*** Data for this exercise ***
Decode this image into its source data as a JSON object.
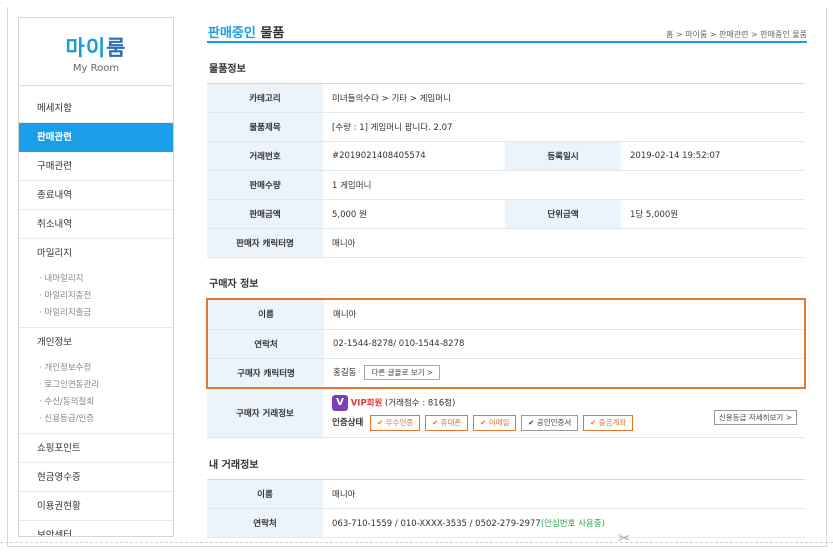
{
  "sidebar": {
    "title_a": "마이",
    "title_b": "룸",
    "subtitle": "My Room",
    "menu": [
      "메세지함",
      "판매관련",
      "구매관련",
      "종료내역",
      "취소내역",
      "마일리지"
    ],
    "mileage_sub": [
      "· 내마일리지",
      "· 마일리지충전",
      "· 마일리지출금"
    ],
    "personal": "개인정보",
    "personal_sub": [
      "· 개인정보수정",
      "· 로그인연동관리",
      "· 수신/동의철회",
      "· 신용등급/인증"
    ],
    "menu2": [
      "쇼핑포인트",
      "현금영수증",
      "이용권현황",
      "보안센터"
    ]
  },
  "header": {
    "title_highlight": "판매중인",
    "title_rest": " 물품",
    "breadcrumb": "홈 > 마이룸 > 판매관련 > 판매중인 물품"
  },
  "item_info": {
    "section": "물품정보",
    "category_label": "카테고리",
    "category": "미녀들의수다 > 기타 > 게임머니",
    "title_label": "물품제목",
    "title": "[수량 : 1] 게임머니 팝니다. 2.07",
    "trade_no_label": "거래번호",
    "trade_no": "#2019021408405574",
    "reg_date_label": "등록일시",
    "reg_date": "2019-02-14 19:52:07",
    "qty_label": "판매수량",
    "qty": "1 게임머니",
    "price_label": "판매금액",
    "price": "5,000 원",
    "unit_label": "단위금액",
    "unit": "1당 5,000원",
    "seller_char_label": "판매자 캐릭터명",
    "seller_char": "매니아"
  },
  "buyer": {
    "section": "구매자 정보",
    "name_label": "이름",
    "name": "매니아",
    "contact_label": "연락처",
    "contact": "02-1544-8278/ 010-1544-8278",
    "char_label": "구매자 캐릭터명",
    "char": "홍길동",
    "char_btn": "다른 글꼴로 보기 >",
    "trade_info_label": "구매자 거래정보",
    "vip_badge": "V",
    "vip": "VIP회원",
    "score": "(거래점수 : 816점)",
    "auth_label": "인증상태",
    "auth": [
      "✔ 우수인증",
      "✔ 휴대폰",
      "✔ 이메일",
      "✔ 공인인증서",
      "✔ 출금계좌"
    ],
    "credit_btn": "신용등급 자세히보기 >"
  },
  "my_trade": {
    "section": "내 거래정보",
    "name_label": "이름",
    "name": "매니아",
    "contact_label": "연락처",
    "contact": "063-710-1559 / 010-XXXX-3535 / 0502-279-2977",
    "safe": "(안심번호 사용중)"
  },
  "colors": {
    "accent": "#1a9ee9",
    "highlight_border": "#e5762f",
    "vip": "#7b3fb4"
  },
  "icons": {
    "vip": "vip-badge-icon",
    "cut": "scissors-icon"
  }
}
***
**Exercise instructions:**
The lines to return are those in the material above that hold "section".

**Result of the task:**
    "section": "물품정보",
    "section": "구매자 정보",
    "section": "내 거래정보",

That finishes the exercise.